2. Live up to your agreements.

a. Arrive when planned. Or make sure the owner and neighbors know that you have changed your plans.

b. Be conservative about the amount of space and facilities the director will use.

c. Make previous agreements about overtime. Many businesses have to make arrangements for their employees, suppliers, etc. if you go late. Maybe they have already have made a lot of schedule changes to accommodate you.

d. Be conservative about the time needed to accomplish the shot.

3. Make parking arrangements that don't interfere with the location's employee and customer's parking. Consider their neighbors too.

4. Use every day English. Assume they don't understand movie language.

5. Assume that people are not as punctual as we are. "Should we give you a call?"

6. If people are changing their schedule for you, ask about what arrangements they must make; doors and gates opened, equipment or stoves heated, lights turned on or OFF, trucks or equipment moved,

7. Ask about deliveries, equipment movement, construction etc. when you will be shooting.

8. Treat neighbors politely. Have the business owner smooth ruffled feathers.

9. Have the owner warn neighbors about noise and commotion. You might offer a little to compensate the neighbors too. Ask the owner.

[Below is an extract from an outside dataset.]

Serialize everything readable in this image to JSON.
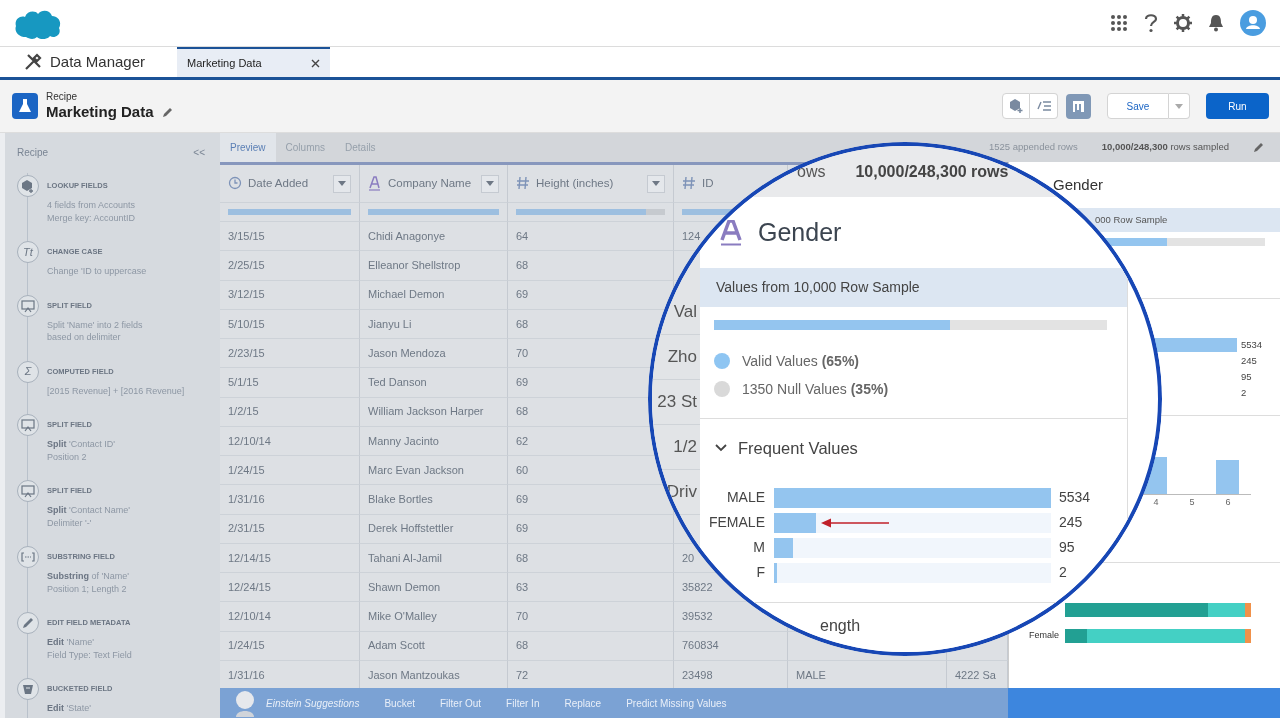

10. Be ready with an alternate location bluff if you get "held up" by a location. Be subtle. Whisper loud enough to be heard.

Thank everybody when you leave. It means a lot if from the director.

© Copyright 1999-2004 Ron Dexter. All Rights Reserved.